OpsLog – Tehachapi – 11/5/2011

OpsLog – Tehachapi – 11/5/2011

“Take over,” the Caliente operator asked me. “I need to get lunch.”

I’d been hanging over the operator’s shoulder for the last hour, watching how he worked the board, wrote train orders, dictated them back. Essentially, he’s the contact between the remote dispatcher and the train crews, setting his station signals, passing orders up, OSing train times.

And he needed lunch. So I took the seat, slipped on the head phones, eased closer to the mike.

There should be a foot pedal to activate the mike-


Over the earpiece: “This is dispatcher.”

ShitUmmmm…. “Caliente. Radio check.”

“Got it Caliente.”

Okay, so I’m sitting there, looking up and down the line. Its just gone midnight (session time) and things should be quiet. And then, down the hill from Bealville, I see a sweep of a headlight. I check my timetable and figure it to be Train 59, a westbound passenger, due at 12:02am. I look through the pre-written train orders and don’t see anything set up for him. Still, I gotta let the dispatcher know.
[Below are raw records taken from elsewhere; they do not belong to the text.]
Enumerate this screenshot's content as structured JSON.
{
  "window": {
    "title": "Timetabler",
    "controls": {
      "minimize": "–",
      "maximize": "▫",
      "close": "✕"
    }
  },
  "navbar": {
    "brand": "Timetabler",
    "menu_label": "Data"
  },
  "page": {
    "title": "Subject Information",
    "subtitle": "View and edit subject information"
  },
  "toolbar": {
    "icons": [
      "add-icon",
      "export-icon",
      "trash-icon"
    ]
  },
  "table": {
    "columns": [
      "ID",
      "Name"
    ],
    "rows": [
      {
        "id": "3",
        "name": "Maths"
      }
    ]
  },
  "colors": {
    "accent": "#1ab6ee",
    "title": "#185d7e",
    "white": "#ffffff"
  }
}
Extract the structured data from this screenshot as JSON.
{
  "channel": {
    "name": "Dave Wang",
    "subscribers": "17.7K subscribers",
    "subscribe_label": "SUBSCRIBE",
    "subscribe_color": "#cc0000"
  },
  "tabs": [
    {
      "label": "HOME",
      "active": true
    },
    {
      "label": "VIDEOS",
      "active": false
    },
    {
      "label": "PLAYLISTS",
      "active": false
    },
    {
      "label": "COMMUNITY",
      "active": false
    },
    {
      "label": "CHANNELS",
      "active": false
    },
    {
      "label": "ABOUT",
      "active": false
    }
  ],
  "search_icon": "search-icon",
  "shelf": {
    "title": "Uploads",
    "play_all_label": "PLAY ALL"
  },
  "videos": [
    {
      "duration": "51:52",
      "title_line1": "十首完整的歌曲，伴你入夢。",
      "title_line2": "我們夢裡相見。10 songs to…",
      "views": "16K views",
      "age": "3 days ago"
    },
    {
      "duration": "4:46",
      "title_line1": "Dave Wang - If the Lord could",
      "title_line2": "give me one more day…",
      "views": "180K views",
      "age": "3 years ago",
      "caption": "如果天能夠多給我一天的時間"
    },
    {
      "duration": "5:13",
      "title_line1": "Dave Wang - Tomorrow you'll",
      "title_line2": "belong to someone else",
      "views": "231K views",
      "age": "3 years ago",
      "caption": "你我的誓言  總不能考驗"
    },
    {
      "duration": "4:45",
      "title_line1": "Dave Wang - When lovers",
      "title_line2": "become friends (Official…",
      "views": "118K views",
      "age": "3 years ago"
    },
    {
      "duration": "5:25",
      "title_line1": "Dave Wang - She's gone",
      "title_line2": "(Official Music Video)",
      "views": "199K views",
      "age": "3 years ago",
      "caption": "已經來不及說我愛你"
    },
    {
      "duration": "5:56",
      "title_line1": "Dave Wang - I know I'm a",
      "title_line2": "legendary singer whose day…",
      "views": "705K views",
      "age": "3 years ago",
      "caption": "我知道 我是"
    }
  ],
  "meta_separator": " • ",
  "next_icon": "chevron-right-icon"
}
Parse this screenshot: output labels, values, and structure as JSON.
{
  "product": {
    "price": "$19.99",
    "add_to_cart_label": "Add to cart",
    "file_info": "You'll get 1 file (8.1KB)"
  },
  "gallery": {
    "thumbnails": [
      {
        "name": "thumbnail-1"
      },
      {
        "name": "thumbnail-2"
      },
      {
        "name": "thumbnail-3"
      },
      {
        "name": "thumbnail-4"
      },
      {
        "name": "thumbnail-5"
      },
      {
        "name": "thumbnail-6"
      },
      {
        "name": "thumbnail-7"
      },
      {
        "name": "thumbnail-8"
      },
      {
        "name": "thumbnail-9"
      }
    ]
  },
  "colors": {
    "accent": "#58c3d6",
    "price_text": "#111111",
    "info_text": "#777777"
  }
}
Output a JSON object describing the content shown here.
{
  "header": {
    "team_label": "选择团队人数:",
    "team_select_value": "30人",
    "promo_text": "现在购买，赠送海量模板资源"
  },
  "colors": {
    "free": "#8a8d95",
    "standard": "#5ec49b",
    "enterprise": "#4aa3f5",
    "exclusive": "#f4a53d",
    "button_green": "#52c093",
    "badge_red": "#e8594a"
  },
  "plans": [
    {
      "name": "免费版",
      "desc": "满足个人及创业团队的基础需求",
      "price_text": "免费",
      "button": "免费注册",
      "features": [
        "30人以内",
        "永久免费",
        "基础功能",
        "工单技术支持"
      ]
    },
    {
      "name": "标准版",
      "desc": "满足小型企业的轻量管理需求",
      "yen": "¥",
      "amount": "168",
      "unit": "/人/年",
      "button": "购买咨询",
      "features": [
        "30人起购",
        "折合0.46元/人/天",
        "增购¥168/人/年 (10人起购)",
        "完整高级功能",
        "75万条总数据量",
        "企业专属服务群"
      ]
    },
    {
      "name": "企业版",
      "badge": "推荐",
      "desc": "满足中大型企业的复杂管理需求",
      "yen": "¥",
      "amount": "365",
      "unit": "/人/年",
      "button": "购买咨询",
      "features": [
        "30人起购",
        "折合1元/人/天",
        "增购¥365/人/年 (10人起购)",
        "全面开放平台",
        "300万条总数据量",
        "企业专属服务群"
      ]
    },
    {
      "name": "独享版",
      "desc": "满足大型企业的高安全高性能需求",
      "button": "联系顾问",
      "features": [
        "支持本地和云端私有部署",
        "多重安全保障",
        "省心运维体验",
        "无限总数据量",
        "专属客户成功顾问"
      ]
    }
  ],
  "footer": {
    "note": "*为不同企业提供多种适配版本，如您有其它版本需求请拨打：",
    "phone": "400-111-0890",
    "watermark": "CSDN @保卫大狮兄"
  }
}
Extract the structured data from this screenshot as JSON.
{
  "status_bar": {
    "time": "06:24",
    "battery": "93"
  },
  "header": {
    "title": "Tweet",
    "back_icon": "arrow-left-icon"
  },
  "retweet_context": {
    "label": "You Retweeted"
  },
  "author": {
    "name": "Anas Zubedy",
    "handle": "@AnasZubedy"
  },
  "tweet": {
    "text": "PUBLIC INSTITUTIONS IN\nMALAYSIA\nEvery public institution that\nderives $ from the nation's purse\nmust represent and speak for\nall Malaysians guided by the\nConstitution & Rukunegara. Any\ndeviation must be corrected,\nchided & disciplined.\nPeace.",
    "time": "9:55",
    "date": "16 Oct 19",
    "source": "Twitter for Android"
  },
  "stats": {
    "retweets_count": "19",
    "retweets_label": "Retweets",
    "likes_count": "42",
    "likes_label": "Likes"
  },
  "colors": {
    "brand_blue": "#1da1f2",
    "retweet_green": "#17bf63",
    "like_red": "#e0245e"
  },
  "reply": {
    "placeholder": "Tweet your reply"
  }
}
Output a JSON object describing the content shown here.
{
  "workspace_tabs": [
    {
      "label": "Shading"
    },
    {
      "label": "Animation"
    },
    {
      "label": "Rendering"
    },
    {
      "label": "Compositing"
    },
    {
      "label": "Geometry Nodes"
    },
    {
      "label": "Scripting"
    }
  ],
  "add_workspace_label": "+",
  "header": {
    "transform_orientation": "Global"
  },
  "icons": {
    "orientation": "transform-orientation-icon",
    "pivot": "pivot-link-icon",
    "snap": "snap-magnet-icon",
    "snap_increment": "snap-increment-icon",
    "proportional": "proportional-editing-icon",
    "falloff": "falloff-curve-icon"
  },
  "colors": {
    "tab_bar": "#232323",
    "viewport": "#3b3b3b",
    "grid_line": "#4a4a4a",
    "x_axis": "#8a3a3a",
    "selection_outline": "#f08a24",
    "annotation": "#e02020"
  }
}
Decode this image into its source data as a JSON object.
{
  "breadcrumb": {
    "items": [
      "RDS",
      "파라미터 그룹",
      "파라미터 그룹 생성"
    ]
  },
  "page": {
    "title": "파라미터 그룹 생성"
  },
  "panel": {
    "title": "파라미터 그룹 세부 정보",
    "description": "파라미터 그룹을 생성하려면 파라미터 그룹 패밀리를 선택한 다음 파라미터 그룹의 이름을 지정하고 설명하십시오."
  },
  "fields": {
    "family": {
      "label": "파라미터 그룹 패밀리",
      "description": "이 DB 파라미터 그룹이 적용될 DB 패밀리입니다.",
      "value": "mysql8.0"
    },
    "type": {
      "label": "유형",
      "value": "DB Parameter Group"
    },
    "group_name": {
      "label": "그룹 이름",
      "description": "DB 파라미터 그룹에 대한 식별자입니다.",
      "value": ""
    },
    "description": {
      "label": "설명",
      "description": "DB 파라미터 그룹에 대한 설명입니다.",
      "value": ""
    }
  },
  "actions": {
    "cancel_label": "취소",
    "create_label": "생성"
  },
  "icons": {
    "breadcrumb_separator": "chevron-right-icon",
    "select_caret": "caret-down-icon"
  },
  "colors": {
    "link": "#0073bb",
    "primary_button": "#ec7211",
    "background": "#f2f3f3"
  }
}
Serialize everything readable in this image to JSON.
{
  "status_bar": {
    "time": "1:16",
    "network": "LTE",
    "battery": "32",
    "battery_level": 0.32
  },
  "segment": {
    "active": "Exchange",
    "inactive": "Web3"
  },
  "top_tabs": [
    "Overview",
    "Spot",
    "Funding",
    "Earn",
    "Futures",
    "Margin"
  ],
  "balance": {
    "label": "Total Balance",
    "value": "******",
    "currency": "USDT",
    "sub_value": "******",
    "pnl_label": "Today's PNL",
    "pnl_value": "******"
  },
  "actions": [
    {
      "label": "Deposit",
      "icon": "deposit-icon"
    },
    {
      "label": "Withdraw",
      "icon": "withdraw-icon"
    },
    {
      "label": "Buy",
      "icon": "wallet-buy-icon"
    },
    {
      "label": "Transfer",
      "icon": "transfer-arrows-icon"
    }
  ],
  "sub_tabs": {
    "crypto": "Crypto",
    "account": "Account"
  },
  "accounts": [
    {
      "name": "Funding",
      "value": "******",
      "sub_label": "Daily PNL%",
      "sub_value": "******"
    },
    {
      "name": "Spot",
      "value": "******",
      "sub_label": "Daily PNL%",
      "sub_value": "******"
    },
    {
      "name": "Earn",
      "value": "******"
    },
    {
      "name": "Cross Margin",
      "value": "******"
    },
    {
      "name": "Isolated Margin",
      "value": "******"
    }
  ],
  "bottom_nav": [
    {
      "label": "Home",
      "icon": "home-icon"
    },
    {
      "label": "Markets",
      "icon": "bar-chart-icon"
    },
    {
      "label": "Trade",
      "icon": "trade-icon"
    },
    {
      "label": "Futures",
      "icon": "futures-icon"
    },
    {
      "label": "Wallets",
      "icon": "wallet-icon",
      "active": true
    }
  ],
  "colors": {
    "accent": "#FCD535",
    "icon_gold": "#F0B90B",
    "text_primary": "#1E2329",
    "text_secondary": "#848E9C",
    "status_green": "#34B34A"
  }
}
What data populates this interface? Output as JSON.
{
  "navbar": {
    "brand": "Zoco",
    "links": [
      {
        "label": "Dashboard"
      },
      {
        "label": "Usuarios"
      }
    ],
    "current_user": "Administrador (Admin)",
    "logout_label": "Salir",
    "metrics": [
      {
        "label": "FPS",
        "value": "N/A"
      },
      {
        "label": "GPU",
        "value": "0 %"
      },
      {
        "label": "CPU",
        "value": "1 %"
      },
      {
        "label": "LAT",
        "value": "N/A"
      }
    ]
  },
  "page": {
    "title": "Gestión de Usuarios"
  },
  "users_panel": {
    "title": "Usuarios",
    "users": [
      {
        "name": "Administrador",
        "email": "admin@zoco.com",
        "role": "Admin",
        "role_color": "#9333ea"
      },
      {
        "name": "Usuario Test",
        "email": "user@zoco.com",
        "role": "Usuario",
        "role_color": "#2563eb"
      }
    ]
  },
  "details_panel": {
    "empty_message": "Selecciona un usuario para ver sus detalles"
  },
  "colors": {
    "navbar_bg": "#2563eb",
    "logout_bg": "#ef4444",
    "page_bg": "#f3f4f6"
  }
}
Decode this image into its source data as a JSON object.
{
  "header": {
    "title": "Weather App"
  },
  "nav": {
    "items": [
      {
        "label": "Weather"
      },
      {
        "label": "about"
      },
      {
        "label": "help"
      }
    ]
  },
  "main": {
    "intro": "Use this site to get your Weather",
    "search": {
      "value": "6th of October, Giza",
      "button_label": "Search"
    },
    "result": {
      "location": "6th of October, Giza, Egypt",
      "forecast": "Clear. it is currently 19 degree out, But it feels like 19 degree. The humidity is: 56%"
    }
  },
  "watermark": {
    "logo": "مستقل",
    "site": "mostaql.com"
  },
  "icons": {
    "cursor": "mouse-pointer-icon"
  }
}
“Dispatcher, Caliente. We have a westbound.”

“Affirmative, Caliente, no orders for him.”

I put a finger on the train order signal switch (westbound) but delay dropping the board until the train is actually curling around the tight turn just east, its headlight swinging down the rails before the station. Gotta make sure he sees the stop semaphore, then watches it clear. I click the switch. In the scale model of the actual Caliente station, the semaphore arm droops in the “proceed” position. Train 59 rattles by, illuminated windows scrolling past at 25mph. I hadn’t seen any flags or lights on the engine’s nose as it went past. I find the train book, log his information. Then I place the call.

“O.S. Caliente.”

“Go ahead, Caliente.”

“Train 59 though Caliente at 12:05am, no signals.”

“Roger, Caliente. Thank you.”

As the marker lights slide down the long valley towards Ilmon, I raise the station signals back to STOP in both directions, standard Southern Pacific operating procedures.

Distantly, in the hills above Cliff, I see another train moving through the mountains.

This is actually getting to be fun…


Photo by Les Stafford